Is impunity for economic actors and multinationals greater than for countries?

In international law, multinationals benefit from a form of impunity since they are not bound by international conventions. When they have a dispute with governments, they can request that private arbitration tribunals be set up. They are thus not systematically held accountable for their actions before the International Criminal Court. They also have armies of lawyers, which makes it very difficult and onerous for citizens to sue them.

Fortunately, there has been some progress. The French Law on the Corporate Duty of Vigilance is an example to follow. It recognises the liability of legal entities and executive officers even when they operate outside of French territory. When disasters occur through subsidiaries, the chain of accountability can extend back to a company’s headquarters.

Aren’t simple fines likely to be painless for large companies, as is the case with tax evasion, where it is often in a company’s interest to cheat given the low risks they face?

Indeed, most high-risk companies now include fines in their budgets in anticipation of disasters that might occur. In the case of the Erika disaster [named after the oil tanker that sank off the coast of France in 1999 causing a major oil spill], Total was forced to pay €200 million in compensation. That same year, they made €12 billion in profits. When you compare the two sums it’s absurd. It won’t stop them from continuing their activities. The main problem, however, is that corporate executives cannot be held criminally liable. Even in the event of an environmental disaster, the head of a multinational cannot go to jail.

In countries that have adopted laws recognising the rights of nature, such as Bolivia and Ecuador since 2008, this is not the case. In 2017 there was a very interesting case in Ecuador where a Chinese vessel was detained in the Galapagos Islands with more than 6,000 dead sharks on board. In a trial conducted on the sharks’ behalf, the judge determined that the ship’s activities were criminal. The captain and crew were sentenced to prison terms, the ship’s owner was charged a heavy fine and the ship was destroyed. Until ecocide is recognised as a crime, this type of verdict will be impossible in the West.

Much of the current discussion around climate change avoids pointing the finger at those most responsible for it. Doesn’t the idea that each of us has to take our share of the responsibility shift responsibility away from the real economic players?

When we teamed with several NGOs to take the French government to court for their inaction on climate change, the response from Emmanuel Macron’s government was “we are doing everything we can but it’s up to citizens to be more responsible and take action in support of energy transition.” We thought “you’ve got to be joking!”

They remain caught in the economic logic of growth. They believe they can maintain a thriving economic system by developing renewable energy. To do this they have to encourage citizens to invest in solar panels and hybrid or electric vehicles. However, we now know that this will not be enough to slow down climate change and halt the erosion of biodiversity. If we continue to consume as much as we do, even if we adopt clean technologies, we will remain in the logic of predation and overexploitation of natural resources and rare minerals. We have to completely rethink our patterns of consumption.
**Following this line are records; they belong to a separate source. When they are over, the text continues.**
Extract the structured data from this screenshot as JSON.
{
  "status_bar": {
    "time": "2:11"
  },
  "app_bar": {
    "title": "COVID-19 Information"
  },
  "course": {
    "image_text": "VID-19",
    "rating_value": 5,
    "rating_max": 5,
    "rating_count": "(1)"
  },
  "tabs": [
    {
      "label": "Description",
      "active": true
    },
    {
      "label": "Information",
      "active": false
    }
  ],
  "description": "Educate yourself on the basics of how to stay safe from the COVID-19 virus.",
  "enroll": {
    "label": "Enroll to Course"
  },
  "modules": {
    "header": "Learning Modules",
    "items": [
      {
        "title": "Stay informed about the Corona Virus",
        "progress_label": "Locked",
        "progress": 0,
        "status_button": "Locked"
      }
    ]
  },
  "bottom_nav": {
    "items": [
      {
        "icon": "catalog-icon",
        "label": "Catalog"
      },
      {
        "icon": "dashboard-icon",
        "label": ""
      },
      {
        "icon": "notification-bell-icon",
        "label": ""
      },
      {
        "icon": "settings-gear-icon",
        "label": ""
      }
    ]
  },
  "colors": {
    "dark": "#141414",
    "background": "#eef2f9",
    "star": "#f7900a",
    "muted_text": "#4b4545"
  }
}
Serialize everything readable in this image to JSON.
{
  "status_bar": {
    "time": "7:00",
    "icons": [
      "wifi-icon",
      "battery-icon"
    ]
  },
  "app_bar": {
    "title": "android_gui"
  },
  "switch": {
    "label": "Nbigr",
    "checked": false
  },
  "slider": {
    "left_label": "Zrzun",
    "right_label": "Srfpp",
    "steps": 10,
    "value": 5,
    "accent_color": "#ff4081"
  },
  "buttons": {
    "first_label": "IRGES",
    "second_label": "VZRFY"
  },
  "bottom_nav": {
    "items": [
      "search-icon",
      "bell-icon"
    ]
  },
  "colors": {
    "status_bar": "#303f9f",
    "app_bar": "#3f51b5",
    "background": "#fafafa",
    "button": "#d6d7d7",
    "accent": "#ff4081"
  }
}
And the economic system will not be happy with that.

Is there no conscience on the part of our leaders regarding these issues? The problem of access to water in particular is likely to cause major conflicts.

Politicians have lost control of the economic sector. Multinationals are the ones who make laws because they are the ones that create jobs. The policies in place are only there to make it easier for them.

With regard to conflicts, countries are already preparing for them. On the recommendations of the World Health Organization (WHO), the American military is preparing for wars over water or resulting from climate and environmental change. The report submitted to the US military forecasts major pandemics in just 20 years. But our leaders don’t tell the people anything for fear of frightening them. They’re not slowing down, simply preparing for chaos, and that is extremely disturbing.

This story has been translated from French.